[Opening Extracted material section]

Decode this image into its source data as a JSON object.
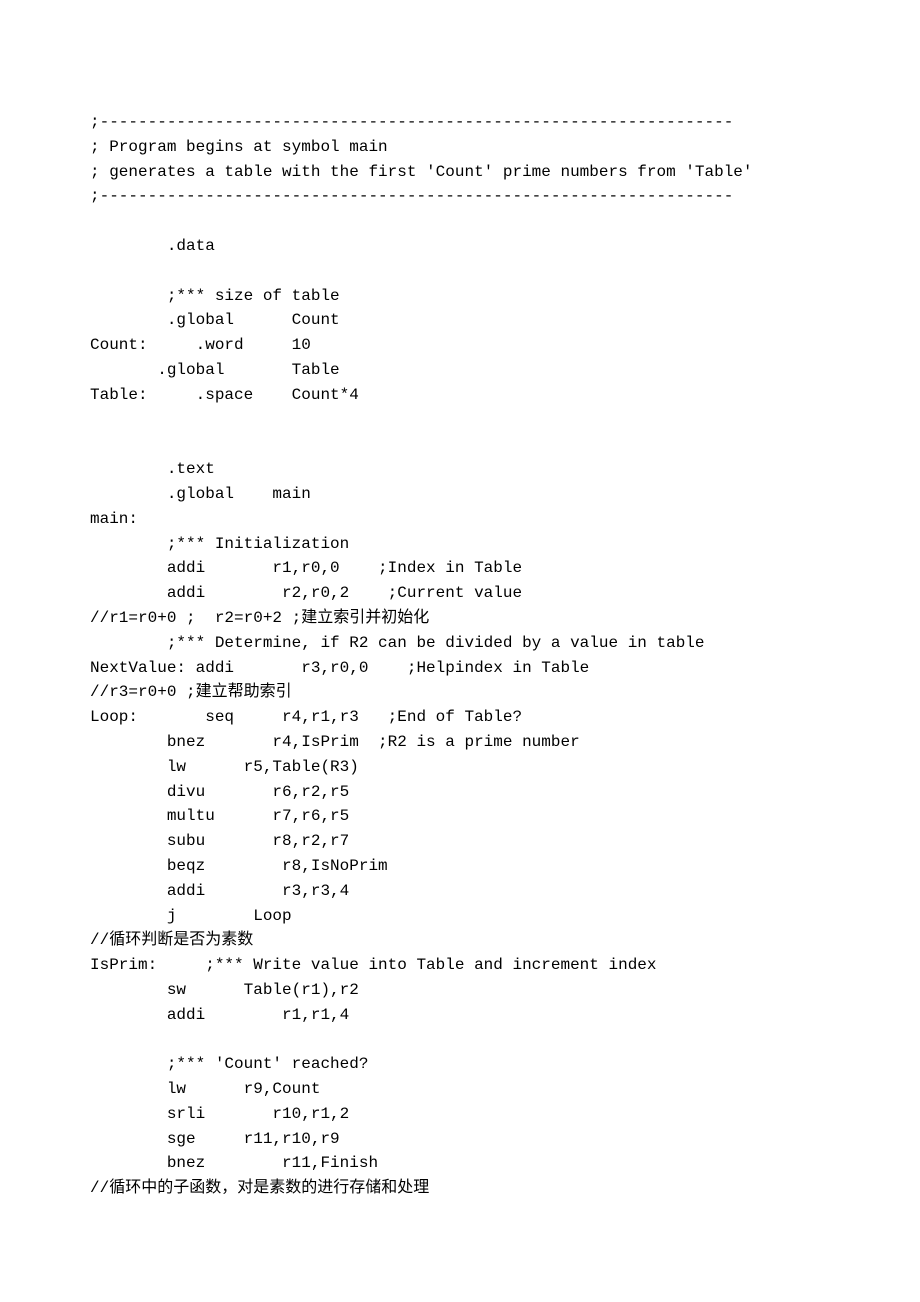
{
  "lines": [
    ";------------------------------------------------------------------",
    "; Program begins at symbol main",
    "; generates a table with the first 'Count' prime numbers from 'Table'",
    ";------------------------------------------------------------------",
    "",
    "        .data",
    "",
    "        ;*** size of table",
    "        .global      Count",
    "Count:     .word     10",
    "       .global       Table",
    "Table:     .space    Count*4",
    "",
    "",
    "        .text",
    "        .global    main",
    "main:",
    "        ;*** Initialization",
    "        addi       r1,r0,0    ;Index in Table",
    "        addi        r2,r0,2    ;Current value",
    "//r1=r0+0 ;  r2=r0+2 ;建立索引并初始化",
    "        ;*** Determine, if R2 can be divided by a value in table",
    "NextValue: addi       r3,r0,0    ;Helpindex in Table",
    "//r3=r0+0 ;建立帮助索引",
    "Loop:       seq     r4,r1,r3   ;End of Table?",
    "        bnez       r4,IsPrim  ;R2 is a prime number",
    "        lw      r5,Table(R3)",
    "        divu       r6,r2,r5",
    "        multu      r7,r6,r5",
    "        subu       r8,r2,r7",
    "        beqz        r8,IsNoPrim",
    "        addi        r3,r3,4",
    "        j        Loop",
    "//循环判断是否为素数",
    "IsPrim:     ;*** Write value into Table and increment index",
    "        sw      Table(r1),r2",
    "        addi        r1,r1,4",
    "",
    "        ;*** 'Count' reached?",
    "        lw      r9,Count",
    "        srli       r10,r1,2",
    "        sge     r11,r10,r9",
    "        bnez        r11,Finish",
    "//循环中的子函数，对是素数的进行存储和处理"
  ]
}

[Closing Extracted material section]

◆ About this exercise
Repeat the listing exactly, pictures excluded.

◆ Result
Decode this image into its source data as a JSON object.
{
  "lines": [
    ";------------------------------------------------------------------",
    "; Program begins at symbol main",
    "; generates a table with the first 'Count' prime numbers from 'Table'",
    ";------------------------------------------------------------------",
    "",
    "        .data",
    "",
    "        ;*** size of table",
    "        .global      Count",
    "Count:     .word     10",
    "       .global       Table",
    "Table:     .space    Count*4",
    "",
    "",
    "        .text",
    "        .global    main",
    "main:",
    "        ;*** Initialization",
    "        addi       r1,r0,0    ;Index in Table",
    "        addi        r2,r0,2    ;Current value",
    "//r1=r0+0 ;  r2=r0+2 ;建立索引并初始化",
    "        ;*** Determine, if R2 can be divided by a value in table",
    "NextValue: addi       r3,r0,0    ;Helpindex in Table",
    "//r3=r0+0 ;建立帮助索引",
    "Loop:       seq     r4,r1,r3   ;End of Table?",
    "        bnez       r4,IsPrim  ;R2 is a prime number",
    "        lw      r5,Table(R3)",
    "        divu       r6,r2,r5",
    "        multu      r7,r6,r5",
    "        subu       r8,r2,r7",
    "        beqz        r8,IsNoPrim",
    "        addi        r3,r3,4",
    "        j        Loop",
    "//循环判断是否为素数",
    "IsPrim:     ;*** Write value into Table and increment index",
    "        sw      Table(r1),r2",
    "        addi        r1,r1,4",
    "",
    "        ;*** 'Count' reached?",
    "        lw      r9,Count",
    "        srli       r10,r1,2",
    "        sge     r11,r10,r9",
    "        bnez        r11,Finish",
    "//循环中的子函数，对是素数的进行存储和处理"
  ]
}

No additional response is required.